A lesser, though not insignificant, income stream for Islamic State is ransoms. The group captures foreign civilians – predominately journalists and aid workers – and ransoms them back to their governments. These ransom payments are irregular, but each one can be in the multi-million dollar range. In August 2014, Islamic State demanded $136 million for James Foley – the American hostage ultimately beheaded – while in January 2015, the group demanded $200 million for two Japanese hostages, who were also killed. Islamic State did take at least $20 million in ransoms in total in 2014. Sometimes, the group will set a high ransom for an individual foreigner, such as Foley, but often the group will bulk ransom a large number of Iraqis or Syrians at once. The United States and many other countries have long had an explicit and consistently applied no-ransom policy. Indeed, not paying ransoms is considered to be the best way to reduce the risk of kidnappings, as it removes the income incentive.
While ransoms can provide an occasional boost to the Islamic State’s finances, it is the territory that it controls that provides the group with its most secure revenue base. By holding territory in Iraq and Syria, Islamic State is able to generate considerable funds through taxes, fines and tolls. Table 2 shows some of the levels of taxation.
|Charge for truckers to transport their wares
|Tax for Christian’s living in IS territory
|50% of income
|Annual rent for a market stall
|$2.50 electricity; $1.20 water
|Street cleaning outside a shop
|2.5-10% of wealth
|Fine for smoking
|$40 (plus corporal punishment)
|Sales tax on oil sold in a market
|$1.40 per barrel

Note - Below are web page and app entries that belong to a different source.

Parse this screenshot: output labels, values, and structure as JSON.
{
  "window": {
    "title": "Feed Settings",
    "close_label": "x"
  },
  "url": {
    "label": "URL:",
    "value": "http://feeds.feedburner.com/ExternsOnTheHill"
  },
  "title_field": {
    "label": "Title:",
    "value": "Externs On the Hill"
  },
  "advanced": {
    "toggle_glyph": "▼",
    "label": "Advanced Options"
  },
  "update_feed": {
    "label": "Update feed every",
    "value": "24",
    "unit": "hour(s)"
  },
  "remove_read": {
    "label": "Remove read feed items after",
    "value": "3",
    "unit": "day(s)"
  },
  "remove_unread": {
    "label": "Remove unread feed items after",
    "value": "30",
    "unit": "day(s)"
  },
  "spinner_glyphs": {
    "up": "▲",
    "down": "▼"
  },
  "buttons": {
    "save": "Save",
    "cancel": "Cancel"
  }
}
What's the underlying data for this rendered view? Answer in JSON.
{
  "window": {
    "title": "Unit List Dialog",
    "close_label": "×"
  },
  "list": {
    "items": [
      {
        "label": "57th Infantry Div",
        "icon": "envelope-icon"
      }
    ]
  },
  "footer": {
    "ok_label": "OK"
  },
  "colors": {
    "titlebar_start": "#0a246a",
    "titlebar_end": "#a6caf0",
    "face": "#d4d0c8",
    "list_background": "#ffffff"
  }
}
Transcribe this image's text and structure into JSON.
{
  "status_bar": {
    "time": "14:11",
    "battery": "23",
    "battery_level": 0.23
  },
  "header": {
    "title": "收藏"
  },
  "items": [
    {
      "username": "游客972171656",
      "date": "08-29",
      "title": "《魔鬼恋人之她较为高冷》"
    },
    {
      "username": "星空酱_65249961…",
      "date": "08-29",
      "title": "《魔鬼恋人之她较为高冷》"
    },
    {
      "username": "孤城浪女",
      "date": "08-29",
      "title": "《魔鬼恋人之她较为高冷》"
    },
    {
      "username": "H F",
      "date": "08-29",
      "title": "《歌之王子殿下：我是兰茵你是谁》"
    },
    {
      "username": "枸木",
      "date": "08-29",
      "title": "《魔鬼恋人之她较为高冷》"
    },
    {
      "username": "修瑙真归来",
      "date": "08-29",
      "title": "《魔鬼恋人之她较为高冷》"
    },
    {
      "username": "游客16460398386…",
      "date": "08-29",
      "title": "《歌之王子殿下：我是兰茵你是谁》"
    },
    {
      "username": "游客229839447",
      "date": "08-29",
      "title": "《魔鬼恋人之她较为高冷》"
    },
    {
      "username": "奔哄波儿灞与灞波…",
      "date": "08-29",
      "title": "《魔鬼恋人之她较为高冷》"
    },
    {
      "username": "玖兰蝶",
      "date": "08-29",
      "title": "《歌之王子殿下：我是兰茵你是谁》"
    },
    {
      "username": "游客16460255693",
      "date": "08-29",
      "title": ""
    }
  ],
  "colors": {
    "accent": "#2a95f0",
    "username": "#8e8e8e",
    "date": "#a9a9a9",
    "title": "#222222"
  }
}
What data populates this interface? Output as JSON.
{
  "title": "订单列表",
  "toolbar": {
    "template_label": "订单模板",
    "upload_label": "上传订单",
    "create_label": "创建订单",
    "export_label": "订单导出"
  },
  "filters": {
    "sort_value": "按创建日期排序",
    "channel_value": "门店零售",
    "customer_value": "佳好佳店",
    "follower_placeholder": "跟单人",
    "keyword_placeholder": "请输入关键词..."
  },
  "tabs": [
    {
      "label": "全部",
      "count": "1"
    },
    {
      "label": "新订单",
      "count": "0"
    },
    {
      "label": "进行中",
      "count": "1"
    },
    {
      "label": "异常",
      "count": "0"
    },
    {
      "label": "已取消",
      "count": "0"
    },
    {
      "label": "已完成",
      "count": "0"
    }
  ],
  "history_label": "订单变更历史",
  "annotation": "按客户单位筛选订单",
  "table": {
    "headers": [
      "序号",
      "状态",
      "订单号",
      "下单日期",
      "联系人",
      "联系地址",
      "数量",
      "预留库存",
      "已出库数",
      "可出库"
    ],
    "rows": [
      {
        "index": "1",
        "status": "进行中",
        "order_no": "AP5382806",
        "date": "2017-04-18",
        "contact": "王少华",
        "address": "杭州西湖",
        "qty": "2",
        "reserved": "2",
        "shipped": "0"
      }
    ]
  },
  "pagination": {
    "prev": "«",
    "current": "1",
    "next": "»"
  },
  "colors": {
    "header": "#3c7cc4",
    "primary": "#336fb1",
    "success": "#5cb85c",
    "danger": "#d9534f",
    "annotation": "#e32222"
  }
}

Such revenue streams are largely immune to sanctions and air strikes and provide nearly $1 billion a year. This makes the strategy used against al-Qaeda of cutting the group off from donors in the Persian Gulf largely impotent against Islamic State. One approach is to stop the group getting access to the international financial system. The problem is that Islamic State trades with others within the countries it operates, including the Kurds in Iraq and Bashar al-Assad’s government in Syria, and launders money through money-changing and transfer businesses in southern Turkey. Ultimately, until it is dislodged from the territory it controls, Islamic State will have a steady and substantial source of income as a quasi-state that will continue even if its income from transnational organised crime is cut off.